BEGIN Task input

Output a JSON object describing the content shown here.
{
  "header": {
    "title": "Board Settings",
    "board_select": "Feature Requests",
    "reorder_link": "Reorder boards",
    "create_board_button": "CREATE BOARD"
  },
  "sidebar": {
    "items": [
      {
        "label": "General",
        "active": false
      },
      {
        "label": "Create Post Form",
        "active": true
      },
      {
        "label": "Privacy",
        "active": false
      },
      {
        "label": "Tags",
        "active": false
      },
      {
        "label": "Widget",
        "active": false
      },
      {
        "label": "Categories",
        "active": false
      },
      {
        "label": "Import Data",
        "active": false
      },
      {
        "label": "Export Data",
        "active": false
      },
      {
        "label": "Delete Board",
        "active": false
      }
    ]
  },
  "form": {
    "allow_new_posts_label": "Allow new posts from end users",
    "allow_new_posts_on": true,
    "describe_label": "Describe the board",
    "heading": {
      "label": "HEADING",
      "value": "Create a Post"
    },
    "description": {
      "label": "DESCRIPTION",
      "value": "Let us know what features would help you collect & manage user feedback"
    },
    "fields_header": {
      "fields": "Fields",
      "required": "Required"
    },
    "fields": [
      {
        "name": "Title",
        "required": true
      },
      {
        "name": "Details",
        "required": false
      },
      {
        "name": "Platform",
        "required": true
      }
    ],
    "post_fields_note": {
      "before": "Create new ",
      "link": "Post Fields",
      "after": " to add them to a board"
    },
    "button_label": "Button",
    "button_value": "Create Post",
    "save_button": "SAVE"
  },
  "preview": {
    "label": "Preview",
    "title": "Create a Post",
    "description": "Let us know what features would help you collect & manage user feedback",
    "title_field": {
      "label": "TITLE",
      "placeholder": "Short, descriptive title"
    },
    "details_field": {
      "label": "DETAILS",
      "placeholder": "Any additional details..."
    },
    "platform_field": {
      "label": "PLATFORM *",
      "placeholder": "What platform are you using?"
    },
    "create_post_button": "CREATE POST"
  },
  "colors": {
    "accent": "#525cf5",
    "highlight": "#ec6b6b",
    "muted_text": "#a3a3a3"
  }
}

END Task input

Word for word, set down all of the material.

Output a JSON object describing the content shown here.
{
  "header": {
    "title": "Board Settings",
    "board_select": "Feature Requests",
    "reorder_link": "Reorder boards",
    "create_board_button": "CREATE BOARD"
  },
  "sidebar": {
    "items": [
      {
        "label": "General",
        "active": false
      },
      {
        "label": "Create Post Form",
        "active": true
      },
      {
        "label": "Privacy",
        "active": false
      },
      {
        "label": "Tags",
        "active": false
      },
      {
        "label": "Widget",
        "active": false
      },
      {
        "label": "Categories",
        "active": false
      },
      {
        "label": "Import Data",
        "active": false
      },
      {
        "label": "Export Data",
        "active": false
      },
      {
        "label": "Delete Board",
        "active": false
      }
    ]
  },
  "form": {
    "allow_new_posts_label": "Allow new posts from end users",
    "allow_new_posts_on": true,
    "describe_label": "Describe the board",
    "heading": {
      "label": "HEADING",
      "value": "Create a Post"
    },
    "description": {
      "label": "DESCRIPTION",
      "value": "Let us know what features would help you collect & manage user feedback"
    },
    "fields_header": {
      "fields": "Fields",
      "required": "Required"
    },
    "fields": [
      {
        "name": "Title",
        "required": true
      },
      {
        "name": "Details",
        "required": false
      },
      {
        "name": "Platform",
        "required": true
      }
    ],
    "post_fields_note": {
      "before": "Create new ",
      "link": "Post Fields",
      "after": " to add them to a board"
    },
    "button_label": "Button",
    "button_value": "Create Post",
    "save_button": "SAVE"
  },
  "preview": {
    "label": "Preview",
    "title": "Create a Post",
    "description": "Let us know what features would help you collect & manage user feedback",
    "title_field": {
      "label": "TITLE",
      "placeholder": "Short, descriptive title"
    },
    "details_field": {
      "label": "DETAILS",
      "placeholder": "Any additional details..."
    },
    "platform_field": {
      "label": "PLATFORM *",
      "placeholder": "What platform are you using?"
    },
    "create_post_button": "CREATE POST"
  },
  "colors": {
    "accent": "#525cf5",
    "highlight": "#ec6b6b",
    "muted_text": "#a3a3a3"
  }
}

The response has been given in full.